The company has introduced two HEVC — short for high-efficiency video codec — channels on its GSAT-15 beams.
HEVC, also known as H.265, requires only 55%-60% of the bandwidth compared to the MPEG-4 compression technology currently being used by all players in India for HD transmission.
This allows a higher number of channels to be broadcast by the provider on the same satellite capacity.
In other words, a single satellite transponder (36 MHz) will be able to carry about 24 HD channels instead of the 14 channels using the new technology.
This means that the 4 transponders that Sun Direct uses for HD transmission will be able to carry 96 HD channels instead of 56 HD channels at present.
This will potentially make the Chennai-based player a contender for the No.1 HD service provider in India by the number of channels. It currently charges around Rs 220 per month for 56 HD channels, including 11 Hollywood movie channels.
The No.1 position currently belongs to Tata Sky, which offers 80-90 HD channels and services at present. HEVC will also help Sun Direct overtake Airtel Digital, which is currently at No.2 position with 70 HD channels.
Currently, there are three video compression algorithms being used by cable and satellite TV providers in India – MPEG 2, MPEG 4 (h.264) and now, HEVC (H.265).
Most of the cable operators, as well as Dish TV and ABS Free Dish, use the MPEG 2 standard, which is the oldest and the least efficient encoding and compression mechanism.

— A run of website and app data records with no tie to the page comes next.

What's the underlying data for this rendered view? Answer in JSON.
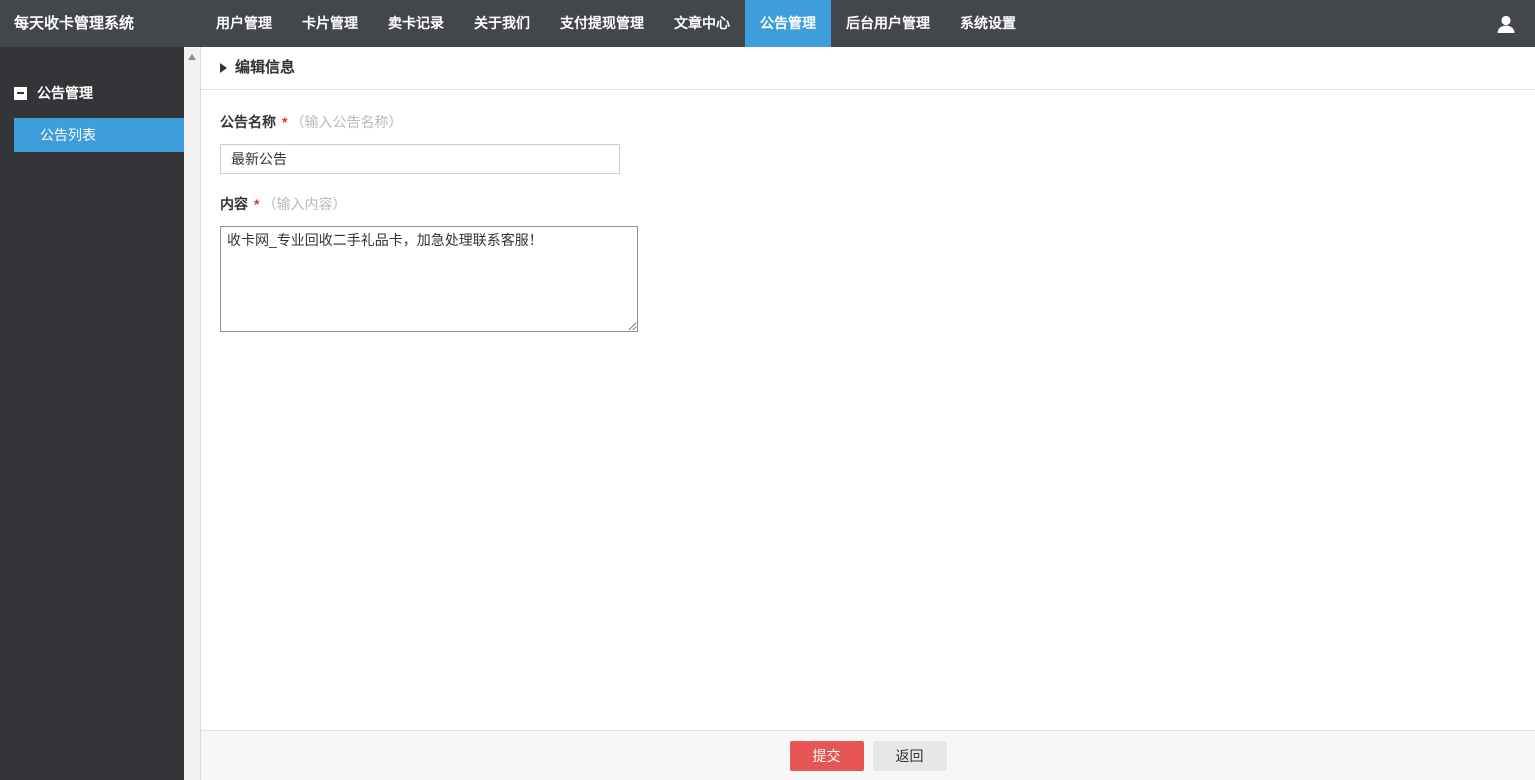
{
  "app": {
    "title": "每天收卡管理系统"
  },
  "navbar": {
    "items": [
      {
        "label": "用户管理",
        "active": false
      },
      {
        "label": "卡片管理",
        "active": false
      },
      {
        "label": "卖卡记录",
        "active": false
      },
      {
        "label": "关于我们",
        "active": false
      },
      {
        "label": "支付提现管理",
        "active": false
      },
      {
        "label": "文章中心",
        "active": false
      },
      {
        "label": "公告管理",
        "active": true
      },
      {
        "label": "后台用户管理",
        "active": false
      },
      {
        "label": "系统设置",
        "active": false
      }
    ],
    "user_icon": "person-silhouette"
  },
  "sidebar": {
    "group_label": "公告管理",
    "collapse_icon": "square-minus",
    "items": [
      {
        "label": "公告列表",
        "active": true
      }
    ]
  },
  "main": {
    "section_title": "编辑信息",
    "form": {
      "name_field": {
        "label": "公告名称",
        "required_mark": "*",
        "hint": "（输入公告名称）",
        "value": "最新公告"
      },
      "content_field": {
        "label": "内容",
        "required_mark": "*",
        "hint": "（输入内容）",
        "value": "收卡网_专业回收二手礼品卡，加急处理联系客服！"
      }
    },
    "footer": {
      "submit_label": "提交",
      "back_label": "返回"
    }
  },
  "colors": {
    "navbar_bg": "#43464b",
    "sidebar_bg": "#333538",
    "accent_blue": "#3e9ddb",
    "submit_red": "#e85555"
  }
}
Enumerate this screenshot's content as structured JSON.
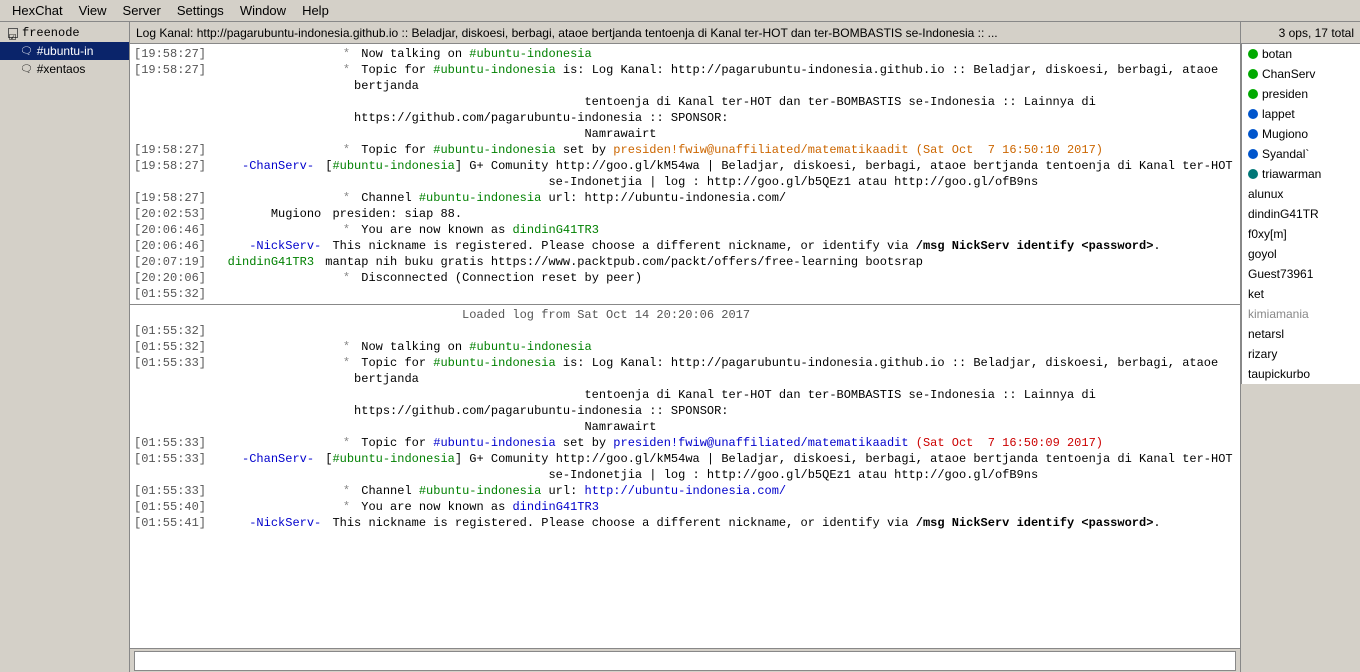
{
  "menubar": {
    "items": [
      "HexChat",
      "View",
      "Server",
      "Settings",
      "Window",
      "Help"
    ]
  },
  "sidebar": {
    "server": "freenode",
    "channels": [
      {
        "name": "#ubuntu-in",
        "active": true
      },
      {
        "name": "#xentaos",
        "active": false
      }
    ]
  },
  "topic": "Log Kanal: http://pagarubuntu-indonesia.github.io :: Beladjar, diskoesi, berbagi, ataoe bertjanda tentoenja di Kanal ter-HOT dan ter-BOMBASTIS se-Indonesia :: ...",
  "ops_header": "3 ops, 17 total",
  "chat_lines": [
    {
      "time": "[19:58:27]",
      "nick": "*",
      "nick_class": "asterisk",
      "msg": "Now talking on #ubuntu-indonesia",
      "msg_type": "plain"
    },
    {
      "time": "[19:58:27]",
      "nick": "*",
      "nick_class": "asterisk",
      "msg": "Topic for #ubuntu-indonesia is: Log Kanal: http://pagarubuntu-indonesia.github.io :: Beladjar, diskoesi, berbagi, ataoe bertjanda tentoenja di Kanal ter-HOT dan ter-BOMBASTIS se-Indonesia :: Lainnya di https://github.com/pagarubuntu-indonesia :: SPONSOR: Namrawairt",
      "msg_type": "plain"
    },
    {
      "time": "[19:58:27]",
      "nick": "*",
      "nick_class": "asterisk",
      "msg": "Topic for #ubuntu-indonesia set by presiden!fwiw@unaffiliated/matematikaadit (Sat Oct  7 16:50:10 2017)",
      "msg_type": "plain"
    },
    {
      "time": "[19:58:27]",
      "nick": "-ChanServ-",
      "nick_class": "chanserv",
      "msg": "[#ubuntu-indonesia] G+ Comunity http://goo.gl/kM54wa | Beladjar, diskoesi, berbagi, ataoe bertjanda tentoenja di Kanal ter-HOT se-Indonetjia | log : http://goo.gl/b5QEz1 atau http://goo.gl/ofB9ns",
      "msg_type": "plain"
    },
    {
      "time": "[19:58:27]",
      "nick": "*",
      "nick_class": "asterisk",
      "msg": "Channel #ubuntu-indonesia url: http://ubuntu-indonesia.com/",
      "msg_type": "plain"
    },
    {
      "time": "[20:02:53]",
      "nick": "Mugiono",
      "nick_class": "user",
      "msg": "presiden: siap 88.",
      "msg_type": "plain"
    },
    {
      "time": "[20:06:46]",
      "nick": "*",
      "nick_class": "asterisk",
      "msg": "You are now known as dindinG41TR3",
      "msg_type": "green"
    },
    {
      "time": "[20:06:46]",
      "nick": "-NickServ-",
      "nick_class": "nickserv",
      "msg_raw": "This nickname is registered. Please choose a different nickname, or identify via /msg NickServ identify <password>.",
      "msg_type": "bold"
    },
    {
      "time": "[20:07:19]",
      "nick": "dindinG41TR3",
      "nick_class": "user",
      "msg": "mantap nih buku gratis https://www.packtpub.com/packt/offers/free-learning bootsrap",
      "msg_type": "plain"
    },
    {
      "time": "[20:20:06]",
      "nick": "*",
      "nick_class": "asterisk",
      "msg": "Disconnected (Connection reset by peer)",
      "msg_type": "plain"
    },
    {
      "time": "[01:55:32]",
      "nick": "*",
      "nick_class": "asterisk",
      "msg": "",
      "msg_type": "plain"
    },
    {
      "time": "",
      "nick": "",
      "nick_class": "",
      "msg": "Loaded log from Sat Oct 14 20:20:06 2017",
      "msg_type": "separator-text"
    },
    {
      "time": "[01:55:32]",
      "nick": "",
      "msg": "",
      "msg_type": "blank"
    },
    {
      "time": "[01:55:32]",
      "nick": "*",
      "nick_class": "asterisk",
      "msg": "Now talking on #ubuntu-indonesia",
      "msg_type": "plain"
    },
    {
      "time": "[01:55:33]",
      "nick": "*",
      "nick_class": "asterisk",
      "msg": "Topic for #ubuntu-indonesia is: Log Kanal: http://pagarubuntu-indonesia.github.io :: Beladjar, diskoesi, berbagi, ataoe bertjanda tentoenja di Kanal ter-HOT dan ter-BOMBASTIS se-Indonesia :: Lainnya di https://github.com/pagarubuntu-indonesia :: SPONSOR: Namrawairt",
      "msg_type": "plain"
    },
    {
      "time": "[01:55:33]",
      "nick": "*",
      "nick_class": "asterisk",
      "msg": "Topic for #ubuntu-indonesia set by presiden!fwiw@unaffiliated/matematikaadit (Sat Oct  7 16:50:09 2017)",
      "msg_type": "topic-set"
    },
    {
      "time": "[01:55:33]",
      "nick": "-ChanServ-",
      "nick_class": "chanserv",
      "msg": "[#ubuntu-indonesia] G+ Comunity http://goo.gl/kM54wa | Beladjar, diskoesi, berbagi, ataoe bertjanda tentoenja di Kanal ter-HOT se-Indonetjia | log : http://goo.gl/b5QEz1 atau http://goo.gl/ofB9ns",
      "msg_type": "plain"
    },
    {
      "time": "[01:55:33]",
      "nick": "*",
      "nick_class": "asterisk",
      "msg": "Channel #ubuntu-indonesia url: http://ubuntu-indonesia.com/",
      "msg_type": "url"
    },
    {
      "time": "[01:55:40]",
      "nick": "*",
      "nick_class": "asterisk",
      "msg": "You are now known as dindinG41TR3",
      "msg_type": "green-nick"
    },
    {
      "time": "[01:55:41]",
      "nick": "-NickServ-",
      "nick_class": "nickserv",
      "msg_raw": "This nickname is registered. Please choose a different nickname, or identify via /msg NickServ identify <password>.",
      "msg_type": "bold"
    }
  ],
  "userlist": {
    "ops": [
      {
        "name": "botan",
        "dot": "green"
      },
      {
        "name": "ChanServ",
        "dot": "green"
      },
      {
        "name": "presiden",
        "dot": "green"
      }
    ],
    "voiced": [
      {
        "name": "lappet",
        "dot": "blue"
      },
      {
        "name": "Mugiono",
        "dot": "blue"
      },
      {
        "name": "Syandal`",
        "dot": "blue"
      },
      {
        "name": "triawarman",
        "dot": "teal"
      }
    ],
    "regular": [
      {
        "name": "alunux",
        "dot": "none"
      },
      {
        "name": "dindinG41TR",
        "dot": "none"
      },
      {
        "name": "f0xy[m]",
        "dot": "none"
      },
      {
        "name": "goyol",
        "dot": "none"
      },
      {
        "name": "Guest73961",
        "dot": "none"
      },
      {
        "name": "ket",
        "dot": "none"
      },
      {
        "name": "kimiamania",
        "dot": "none"
      },
      {
        "name": "netarsl",
        "dot": "none"
      },
      {
        "name": "rizary",
        "dot": "none"
      },
      {
        "name": "taupickurbo",
        "dot": "none"
      }
    ]
  }
}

However, Dish TV and ABS use MPEG-2 only for their regular channels, and use MPEG-4 (H.264) for their HD channels.
The key reason why no one has moved to the HEVC technology, despite it being considered a mature and affordable platform, has to do with box support.
HEVC boxes started becoming affordable only in the last two years, but since most of the DTH boxes in use in India were sold well before that, they do not carry support for the standard.
As a result, if Tata Sky or Airtel Digital switches to the new codec, their consumers simply won’t be able to watch the channels.
To enable them would require these companies to replace the existing boxes with new ones, which wouldn’t make financial sense given the high number of boxes compared to satellite spectrum.
Satellite spectrum costs about Rs 25 cr per year per 100 MHz, or about Rs 100-125 cr per operator per year.
At Rs 1,200 each, the cost of replacing a 8 million boxes would be close to Rs 1,000 cr for a single operator. As a result, operators prefer to spend an extra Rs 50 cr per year to buy more spectrum instead of replacing the boxes.
Sun Direct has an advantage in this matter as it had negligible HD subscribers till last year because a fire knocked out most of its satellite capacity in 2010, delaying its HD roll-out to 2017.
As it started seeding HD boxes so late, it was able to include H.265 technology in them, allowing it to now adopt the cost-saving strategy.
Other operators are expected to introduce HEVC in their 4K boxes as 4K will be practically impossible to deliver on MPEG-4 platform.